For the budget plan to be adopted a unanimous vote is required. The only way out of the dilemma are therefore negotiations. In acknowledging this importance, the question arises: should the EU negotiate on the condition of compliance with its fundamental values? For a supranational association like the EU, the signal of presenting itself open to negotiate on its very foundations, could be fatal. Hence, caution needs to be exercised in conducting the doubtlessly necessary negotiations with Hungary and Poland.

To put it simply: Hungary and Poland knew what they signed up for when they joined the EU in 2004. The core values set out in Art. 2 TEU have remained unchanged throughout all this time. Thus, their hostile reactions to the new rule of law mechanism, which is designed to strengthen the protection of the EU’s values, are, to some extent, astonishing.
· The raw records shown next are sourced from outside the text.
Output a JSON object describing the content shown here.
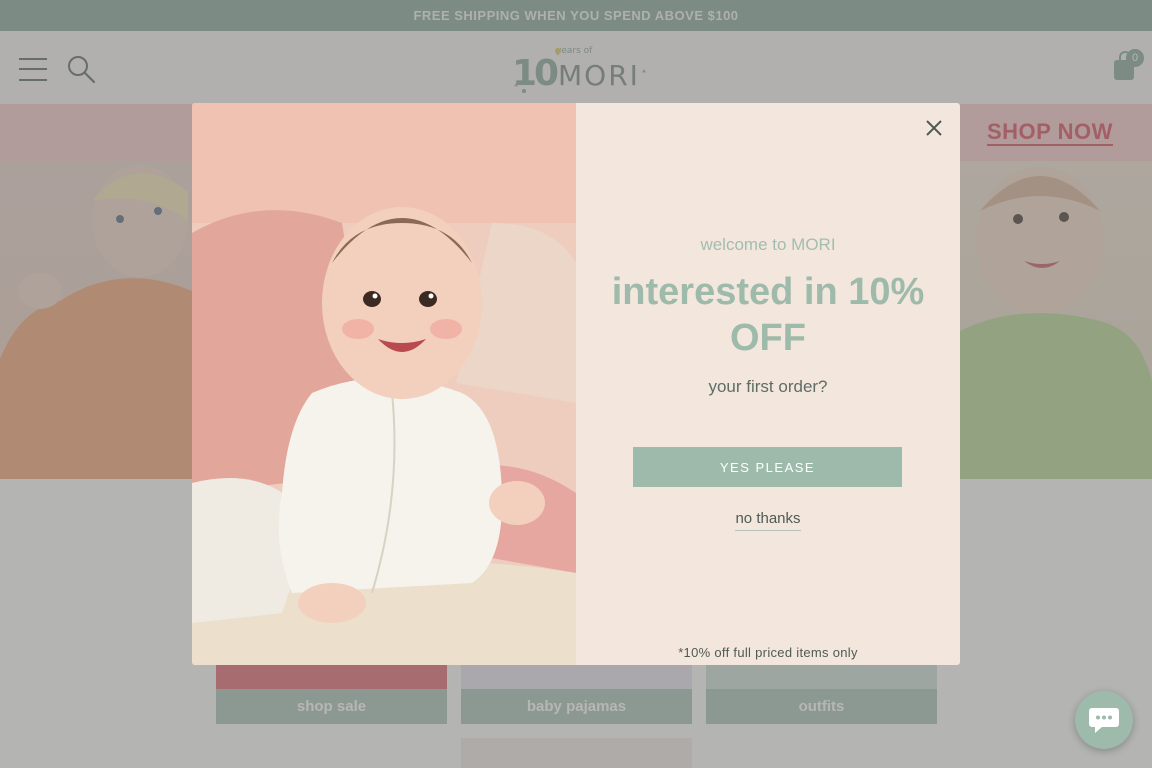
{
  "announcement": {
    "text": "FREE SHIPPING WHEN YOU SPEND ABOVE $100"
  },
  "header": {
    "logo": {
      "brand": "MORI",
      "numeral": "10",
      "tagline": "years of"
    },
    "bag_count": "0",
    "icons": {
      "menu": "hamburger-icon",
      "search": "search-icon",
      "bag": "shopping-bag-icon"
    }
  },
  "promo": {
    "cta": "SHOP NOW"
  },
  "tiles": [
    {
      "label": "shop sale"
    },
    {
      "label": "baby pajamas"
    },
    {
      "label": "outfits"
    }
  ],
  "modal": {
    "welcome": "welcome to MORI",
    "headline": "interested in 10% OFF",
    "subline": "your first order?",
    "yes_button": "YES PLEASE",
    "no_thanks": "no thanks",
    "fine_print": "*10% off full priced items only",
    "close_icon": "close-icon"
  },
  "chat": {
    "icon": "chat-bubble-icon"
  },
  "colors": {
    "sage": "#8aa89a",
    "sage_light": "#9dbaab",
    "coral": "#d9515e",
    "pink": "#f4c8c9",
    "cream": "#f3e6dd"
  }
}
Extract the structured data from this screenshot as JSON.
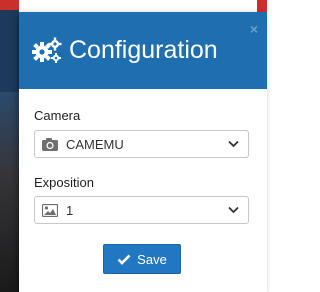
{
  "modal": {
    "title": "Configuration",
    "close_glyph": "×",
    "header_icon": "cogs-icon"
  },
  "camera": {
    "label": "Camera",
    "selected": "CAMEMU",
    "icon": "camera-icon"
  },
  "exposition": {
    "label": "Exposition",
    "selected": "1",
    "icon": "image-icon"
  },
  "save_button": {
    "label": "Save",
    "icon": "check-icon"
  },
  "colors": {
    "header": "#1f6fb0",
    "button": "#1f78c1",
    "text": "#1f1f1f"
  }
}
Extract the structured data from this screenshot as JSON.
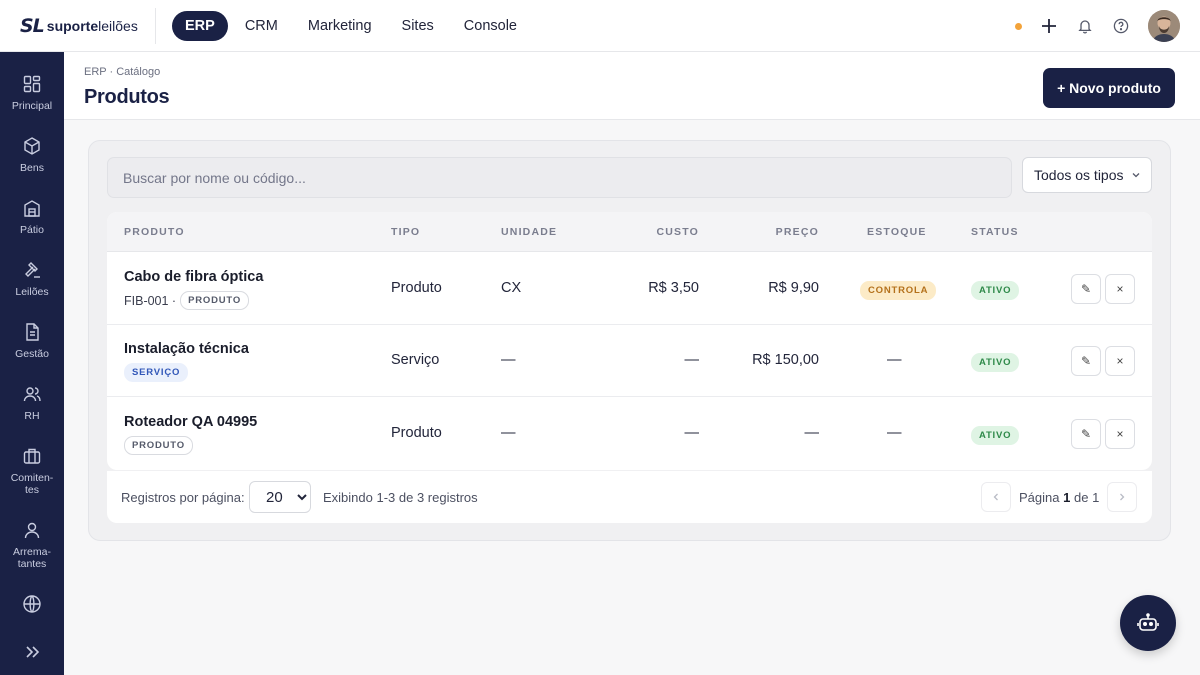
{
  "brand": {
    "mark": "SL",
    "name_bold": "suporte",
    "name_regular": "leilões"
  },
  "topnav": [
    {
      "label": "ERP",
      "active": true
    },
    {
      "label": "CRM",
      "active": false
    },
    {
      "label": "Marketing",
      "active": false
    },
    {
      "label": "Sites",
      "active": false
    },
    {
      "label": "Console",
      "active": false
    }
  ],
  "top_actions": {
    "status_color": "#f3a33a",
    "icons": [
      "plus-icon",
      "bell-icon",
      "help-icon"
    ]
  },
  "sidebar": {
    "items": [
      {
        "label": "Principal",
        "icon": "grid-icon"
      },
      {
        "label": "Bens",
        "icon": "box-icon"
      },
      {
        "label": "Pátio",
        "icon": "warehouse-icon"
      },
      {
        "label": "Leilões",
        "icon": "gavel-icon"
      },
      {
        "label": "Gestão",
        "icon": "document-icon"
      },
      {
        "label": "RH",
        "icon": "users-icon"
      },
      {
        "label": "Comiten-\ntes",
        "icon": "briefcase-icon"
      },
      {
        "label": "Arrema-\ntantes",
        "icon": "user-icon"
      },
      {
        "label": "",
        "icon": "globe-icon"
      }
    ],
    "expand_icon": "chevrons-right-icon"
  },
  "header": {
    "breadcrumb": "ERP · Catálogo",
    "title": "Produtos",
    "new_button": "+ Novo produto"
  },
  "filters": {
    "search_placeholder": "Buscar por nome ou código...",
    "type_select": "Todos os tipos"
  },
  "table": {
    "columns": [
      "PRODUTO",
      "TIPO",
      "UNIDADE",
      "CUSTO",
      "PREÇO",
      "ESTOQUE",
      "STATUS"
    ],
    "rows": [
      {
        "name": "Cabo de fibra óptica",
        "code": "FIB-001 ·",
        "chip": "PRODUTO",
        "tipo": "Produto",
        "unidade": "CX",
        "custo": "R$ 3,50",
        "preco": "R$ 9,90",
        "estoque": "CONTROLA",
        "status": "ATIVO"
      },
      {
        "name": "Instalação técnica",
        "code": "",
        "chip": "SERVIÇO",
        "tipo": "Serviço",
        "unidade": "—",
        "custo": "—",
        "preco": "R$ 150,00",
        "estoque": "—",
        "status": "ATIVO"
      },
      {
        "name": "Roteador QA 04995",
        "code": "",
        "chip": "PRODUTO",
        "tipo": "Produto",
        "unidade": "—",
        "custo": "—",
        "preco": "—",
        "estoque": "—",
        "status": "ATIVO"
      }
    ],
    "edit_glyph": "✎",
    "delete_glyph": "×"
  },
  "pagination": {
    "per_page_label": "Registros por página:",
    "per_page_value": "20",
    "info": "Exibindo 1-3 de 3 registros",
    "page_prefix": "Página",
    "page_current": "1",
    "page_mid": "de",
    "page_total": "1"
  },
  "fab": {
    "icon": "robot-icon"
  }
}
From a broader perspective, the general idea that states violating the very fundamental values of the organisation they are a member of should enjoy the privilege of receiving funds for breaching a core provision appears extraordinary.

While critical arguments concerning the more existential effects on financial sanctions concerning already economically fragile states could be raised, the already mentioned fact that the values of Art. 2 have remained the same, speaks in favour of the new rule of law mechanism. Against this background, it is hard to understand, why it should be too much to ask even the economically weaker member states to fulfil their obligations to respect the core values set out in the provision. Their capacity to do so has been subject to analysis prior to their accession.

Also, a potential argument that the new rule of law mechanism might represent a new tool for the net contributors to expand their influence within the EU system does not stand up to scrutiny. The principle of solidarity among Member States is among the core values on which the EU is founded (Art. 3 TEU). Moreover, the proposal addresses these concerns by emphasising the principle of proportionality in applying the new mechanism: paragraph (14a) explicitly sets out that “the legitimate interests of final recipients and beneficiaries” should be “properly safeguarded when measures are adopted in the event of breaches”. It continues to describe in detail, how the Commission could be involved to ensure that any measures taken under the new mechanism will not be abused to the detriment of the respective state. Furthermore, the proposal explicitly states that the new mechanism is considered subsidiary to other, already existing procedures applicable for the protection of the EU’s financial interests, and the identification of breaches of the rule of law to trigger the mechanism requires a thorough qualitative assessment, including objective, impartial and fair reports by various organs, institutions and international organisations.

The new mechanism reflects a development familiar to most democratic systems: they developed mechanisms to protect the very order they establish. Given that Art. 7 TEU has almost never been applied, because depriving a Member State of its voting rights was considered the “nuclear option”, the link to financial measures offers a real alternative, increasing the new mechanism’s applicability. As a result, the new rule of law mechanism envisioned in the budget plan is nothing but the next logical step to equip the original mechanism with teeth, and to fortify the democratic order established through the treaties.


Summarising, the tenor is this: Looking at the situation from the outside raises the question, who is blackmailing who, and can one even speak of blackmailing regarding compliance with the law, given that Hungary spoke of “ideological blackmailing”. It is readily accepted, that financial aids paid out to private persons are conditional upon the receivers’ compliance with conditions set out by the state. So why should different rules apply to states that decided to commit themselves to a particular legal order?

This crisis offers the EU an opportunity to recommit itself to its very nature and purposes. The EU is no mere financial aid organisation, but a supranational association of a sui generis nature, which was established out of the ashes of a horrible war, and this organisation is based on a certain code of conduct. That code of conduct is set out in the treaty, which both countries ratified.